Free schools "are overwhelmingly popular" with parents and are opening quicker, and more cheaply than previous school schemes, the Department for Education (DfE) said.

In a letter to Mr Gove, shadow education secretary Stephen Twigg said: "I hope you will agree that it is imperative to ensure that every penny of taxpayers' money is wisely spent.

"While families in Britain are feeling the squeeze brought about by the double-dip recession, it is surely right that the Government spends their money in a responsible manner.

"You said in May this year that 'I have been determined to use the capital funding at my disposal to best effect, seeking value for money and efficiency from every pound spent'.

"I cannot see how you can justify this claim, when it emerges that millions of pounds of public money have been wasted by your Department on schools which either failed to open or lack local support from parents."

Mr Twigg said Labour's own figures suggest that "at least £2.3 million has been wasted on pet projects".

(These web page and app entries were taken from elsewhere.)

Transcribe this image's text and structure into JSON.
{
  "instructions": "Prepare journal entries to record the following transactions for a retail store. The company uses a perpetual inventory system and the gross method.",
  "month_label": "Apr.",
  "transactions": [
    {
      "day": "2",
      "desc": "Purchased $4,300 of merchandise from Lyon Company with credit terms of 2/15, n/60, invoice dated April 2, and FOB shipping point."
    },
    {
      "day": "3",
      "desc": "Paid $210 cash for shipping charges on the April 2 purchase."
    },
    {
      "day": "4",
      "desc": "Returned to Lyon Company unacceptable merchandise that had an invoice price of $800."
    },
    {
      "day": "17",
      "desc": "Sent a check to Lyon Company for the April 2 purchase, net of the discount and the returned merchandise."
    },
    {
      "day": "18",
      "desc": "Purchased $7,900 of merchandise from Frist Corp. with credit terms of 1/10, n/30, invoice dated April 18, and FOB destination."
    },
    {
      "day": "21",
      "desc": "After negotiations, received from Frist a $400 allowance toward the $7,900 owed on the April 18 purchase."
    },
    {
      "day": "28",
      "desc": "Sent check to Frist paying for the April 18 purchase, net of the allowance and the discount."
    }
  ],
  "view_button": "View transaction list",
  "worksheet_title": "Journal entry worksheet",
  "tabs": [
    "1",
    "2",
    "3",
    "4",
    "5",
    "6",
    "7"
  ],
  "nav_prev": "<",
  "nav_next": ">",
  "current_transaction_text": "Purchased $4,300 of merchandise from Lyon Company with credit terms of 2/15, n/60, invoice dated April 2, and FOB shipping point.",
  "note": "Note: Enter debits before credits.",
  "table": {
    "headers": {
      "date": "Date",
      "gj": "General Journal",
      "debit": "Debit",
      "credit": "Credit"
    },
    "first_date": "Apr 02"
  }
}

The letter cites the One In A Million Free School in Bradford, West Yorkshire, Beccles Free School in Suffolk, and the Riverdale Primary School in west London.

It was revealed earlier this week that the Government had decided to withdraw funding for the One In A Million school just a week before it was due to open.

A decision is still to be taken on whether the charity-run school will open next year instead.

The Riverdale Primary School is now not opening.

In June it emerged that Beccles Free School, which is scheduled to open this autumn, had received just 37 applications for 162 places, although the DfE said it now has 68 pupils.

In his letter, Mr Twigg claimed that £2 million has been spent on Beccles.

Mr Twigg also claimed that "a number of free school projects have collapsed, but it is unclear how much was spent on these projects".

He cited the Chorley Career and Sixth Form Academy, Rotherham Central Free School in South Yorkshire and the Newham Free Academy in east London.

The DfE said that early decisions had been taken to not go ahead with these three projects, and that no capital had been spent on the Rotherham and Newham schools.

Mr Twigg asked Mr Gove in his letter to explain how many of the free schools originally expected to open this September will open as planned, how much money has been spent in total, and individually, on free schools that will not open next month, and the reasons for projects collapsing.

A DfE spokeswoman said: "These figures are grossly exaggerated. Beccles Free School will open as planned this September with 68 pupils, and One In A Million Free School is considering deferring until next year.

"The truth is free schools are opening more quickly and have been delivered more cheaply than previous schemes. Free schools are also proving overwhelmingly popular with parents - the vast majority of those opened in 2011 are already full.

"We will never gamble with the future of our children and make no apologies for setting high standards. We would never allow a free school to open which didn't satisfy the needs of the local community and meet our strict criteria."

A spokesman for Mr Gove added: "Stephen Twigg's effort is back- of-the-envelope stuff that doesn't stack up.

"Beccles Free School actually has double as many pupils as he claims which he could have found out by simply Googling.

"The real scandal is the millions upon millions the Labour government wasted on Building Schools For The Future, which Twigg himself has admitted didn't deliver value for money."

As of October last year, 79 free schools and university technical colleges (UTC) had been approved to open from this September onwards.